McLin speaks on bonds, board and bucks
Dr. Janet McLin spoke to The Meridian Star's Editorial Board recently. Photo by Penny Randall/The Meridian Star
By Steve Gillespie/The Meridian Star
June 25, 2001
Dr. Janet McLin, superintendent of the Meridian Public School District, said the hardest part of her job is focusing on what's best for the largest number of children.
The most exciting part of her job? Being able to affect the lives of some 7,000 children in a positive way.
The state Legislature promised a teacher pay raise this year, and delivered it but it left local school districts in a deficit position.
For the upcoming school year the district is anticipating a cut of $1 million. The state is allowing school districts to use teaching materials/textbook money to make up for some cuts. McLin said the district will use about $430,000 of that money to make up the loss.
District officials also included a .48 mill increase in ad valorem tax in their proposed budget, generating about $300,000, and plan to dip into the general fund balance for another $250,000.
The school board is scheduled to vote on the proposed budget Wednesday.
Bond issues and board appointments
Another bond issue will come. When, McLin doesn't know.
Twice last year, the district attempted to pass a $31.5 million bond issue for new construction. The district's newest building is Carver Middle School, built in 1967. Its oldest is Witherspoon, built in 1888.
McLin favors naming a resident of the Meridian Separate School District to the Meridian School Board. Voters from this area generally voted against the bond issue because of their lack of representation on the school board. The final decision rests with Mayor John Robert Smith and the Meridian City Council.
Last school year, 227 city students lived in the separate school district. A new law that goes into effect July 1 allows parents to send their children to city schools if the city council does not appoint a school board member from their area. If all of them did so, the city school district would lose between $800,000 and $1 million in state funding and ad valorem taxes.

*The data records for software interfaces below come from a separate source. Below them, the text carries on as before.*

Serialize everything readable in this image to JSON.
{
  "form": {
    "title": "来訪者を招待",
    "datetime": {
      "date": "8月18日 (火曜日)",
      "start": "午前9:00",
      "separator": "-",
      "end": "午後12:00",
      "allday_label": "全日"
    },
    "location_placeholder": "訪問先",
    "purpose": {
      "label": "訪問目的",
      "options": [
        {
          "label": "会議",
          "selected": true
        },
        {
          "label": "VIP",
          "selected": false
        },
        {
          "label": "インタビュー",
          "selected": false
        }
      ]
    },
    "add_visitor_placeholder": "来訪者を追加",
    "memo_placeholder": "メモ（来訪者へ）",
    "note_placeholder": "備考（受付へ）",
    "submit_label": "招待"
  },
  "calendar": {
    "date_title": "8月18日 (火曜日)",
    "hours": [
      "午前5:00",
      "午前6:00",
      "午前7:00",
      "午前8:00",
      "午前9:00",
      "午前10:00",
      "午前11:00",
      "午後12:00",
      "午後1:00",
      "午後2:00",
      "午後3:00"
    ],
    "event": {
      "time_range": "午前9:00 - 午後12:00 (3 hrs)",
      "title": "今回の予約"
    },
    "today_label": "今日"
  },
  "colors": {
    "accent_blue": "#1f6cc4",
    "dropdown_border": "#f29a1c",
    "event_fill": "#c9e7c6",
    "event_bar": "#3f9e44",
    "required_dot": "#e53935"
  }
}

Tests, accreditation and vouchers
McLin said she expects to see higher standardized test scores in the district. Students took tests in May. She said the bulk of the results will be received in November.

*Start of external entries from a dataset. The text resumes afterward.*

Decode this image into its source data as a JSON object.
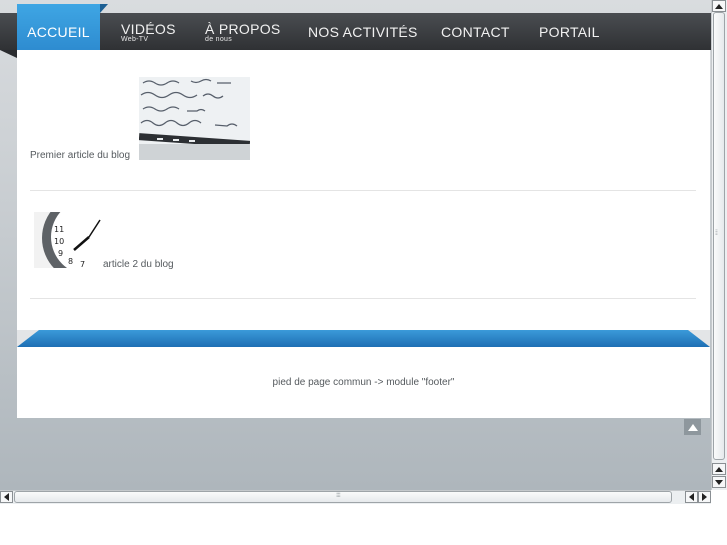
{
  "nav": {
    "active": "ACCUEIL",
    "items": [
      {
        "label": "VIDÉOS",
        "sub": "Web-TV"
      },
      {
        "label": "À PROPOS",
        "sub": "de nous"
      },
      {
        "label": "NOS ACTIVITÉS",
        "sub": ""
      },
      {
        "label": "CONTACT",
        "sub": ""
      },
      {
        "label": "PORTAIL",
        "sub": ""
      }
    ]
  },
  "articles": [
    {
      "title": "Premier article du blog"
    },
    {
      "title": "article 2 du blog"
    }
  ],
  "footer": {
    "text": "pied de page commun -> module \"footer\""
  },
  "colors": {
    "accent": "#2a86cc",
    "navbar": "#3a3c40",
    "band": "#2c86c9"
  },
  "icons": {
    "totop": "arrow-up-icon"
  }
}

In 2003, the district will get accreditation ratings again. It will be done in two parts with each school being rated, for the most part, based on student performance on standardized tests. The district will also receive a rating based on process standards, such as class size and its certified teachers.
McLin likes the new accreditation rating system and she does not see it as a precursor to vouchers.

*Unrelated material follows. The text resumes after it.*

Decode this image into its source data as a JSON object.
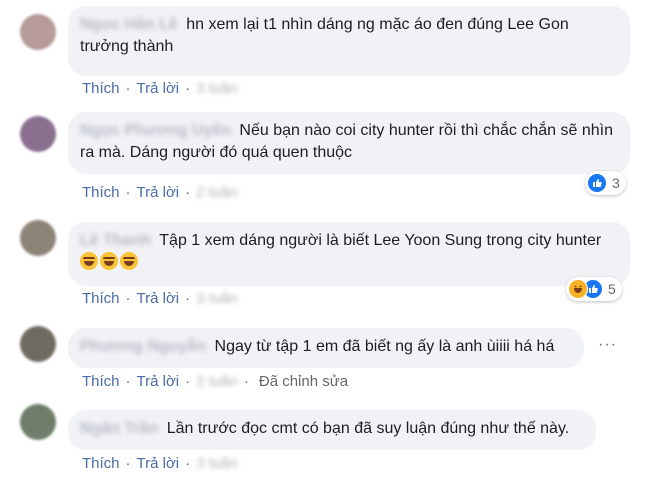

Steve Gillespie is a staff writer for The Meridian Star. Call him at 693-1551, ext. 3233, or e-mail him at firstname.lastname@example.org.